Of course, there’s more to a bookstore than readings. As John Marshall reflects on his time with Open Books, he’s been thinking about how much he’s learned from his customers. “I have been educated in so many directions by articulate folks possessing a vast array of aesthetics,” he says. He learns about poets and events from customers all the time, and all those many voices have helped make Open Books a two-decade conversation, with the kind of “crackling moments of wit,” he says, “that make life glow.”
Over most of Open Books’ lifetime, it has been a two-person shop, with responsibilities shared between Marshall and his wife, poet Christine Deavel. About a year ago, Deavel took a non-bookstore day job, though of course the store shares half her DNA. Marshall worries that anything he has to say about Deavel “will sound too gushy,” but he’s eternally grateful to her for her companionship and partnership in running Open Books. “She's a brilliant, insightful thinker about poetry and art, a terrific writer, and has the quickest wit I have ever been around. That she trusts me to be an audience for her wit is a grand gift,” he says.
A married couple running a poetry bookshop with a staff of two couldn’t have been all fun and games, could it? “Many times over the years people have confided in me that they couldn't imagine working with their spouse,” Marshall says. “I so lucked out. Even our rare fights,” he insists, “ended in love and comedy.”
As his time at the helm of the store draws to a close, Marshall admits to a “perhaps west-coast hippy thing.” He says he’s “found myself at times feeling a palpable character that is the store. “This happens when I'm alone, usually after closing. Once in awhile I speak to the store; thank it.” Those moments, he says, remind him that “the books, the poets, the customers, me, we're all transient” in the history of “the animal that is the store.” Now that it looks like Open Books will continue without him, he looks forward to seeing how the animal will adapt and grow.
So what will Marshall do when he retires? “I love dogs,” he says. “I grew up with dogs.” He hasn’t owned a dog in almost a decade, so he’s looking forward to volunteering at PAWS, to “go and play with dogs a couple hours every week.” Also, the experience of owning a bookshop is surprisingly not conducive to a rich reading life and so “I would love to read. I look forward to being able to read for two hours straight.” He’s “also hoping to write, and to see if I can.”
When I point out that Marshall is a published poet, so he’s already proven that he can write, he demurs. “Yeah, but you’re not a writer until you write.

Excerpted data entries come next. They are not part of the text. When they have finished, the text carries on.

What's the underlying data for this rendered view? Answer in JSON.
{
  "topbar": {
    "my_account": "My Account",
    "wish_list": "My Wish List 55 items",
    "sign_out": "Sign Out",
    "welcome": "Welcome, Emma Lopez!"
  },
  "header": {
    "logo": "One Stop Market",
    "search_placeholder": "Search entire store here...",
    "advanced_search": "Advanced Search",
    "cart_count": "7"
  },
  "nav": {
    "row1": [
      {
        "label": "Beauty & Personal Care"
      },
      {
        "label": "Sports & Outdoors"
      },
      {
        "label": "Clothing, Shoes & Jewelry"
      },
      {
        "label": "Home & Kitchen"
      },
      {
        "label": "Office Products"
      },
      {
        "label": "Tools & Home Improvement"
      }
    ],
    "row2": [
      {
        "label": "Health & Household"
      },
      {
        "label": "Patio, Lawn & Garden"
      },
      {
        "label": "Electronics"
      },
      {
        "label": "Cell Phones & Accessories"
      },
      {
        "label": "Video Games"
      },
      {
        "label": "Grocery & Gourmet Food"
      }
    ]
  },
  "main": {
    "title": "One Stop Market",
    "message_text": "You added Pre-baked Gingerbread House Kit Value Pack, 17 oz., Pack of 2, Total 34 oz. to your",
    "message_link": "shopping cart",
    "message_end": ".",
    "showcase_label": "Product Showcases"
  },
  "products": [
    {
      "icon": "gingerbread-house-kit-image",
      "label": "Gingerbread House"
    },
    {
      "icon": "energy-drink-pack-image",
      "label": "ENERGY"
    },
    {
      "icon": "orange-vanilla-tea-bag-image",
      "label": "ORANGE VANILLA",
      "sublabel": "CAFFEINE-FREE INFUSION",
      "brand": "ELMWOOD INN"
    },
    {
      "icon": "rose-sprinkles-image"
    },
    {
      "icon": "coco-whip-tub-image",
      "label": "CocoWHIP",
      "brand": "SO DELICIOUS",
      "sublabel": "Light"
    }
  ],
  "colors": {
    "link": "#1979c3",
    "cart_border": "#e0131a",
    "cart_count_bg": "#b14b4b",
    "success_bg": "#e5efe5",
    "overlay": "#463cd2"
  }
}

Writing happens or it doesn’t. You can’t point to something you did years ago and claim you’re still a writer.” With the luxury of time, and without all the conversation of the store thrumming around him every day, he looks forward to the silence of a white page, and learning how to write poetry again.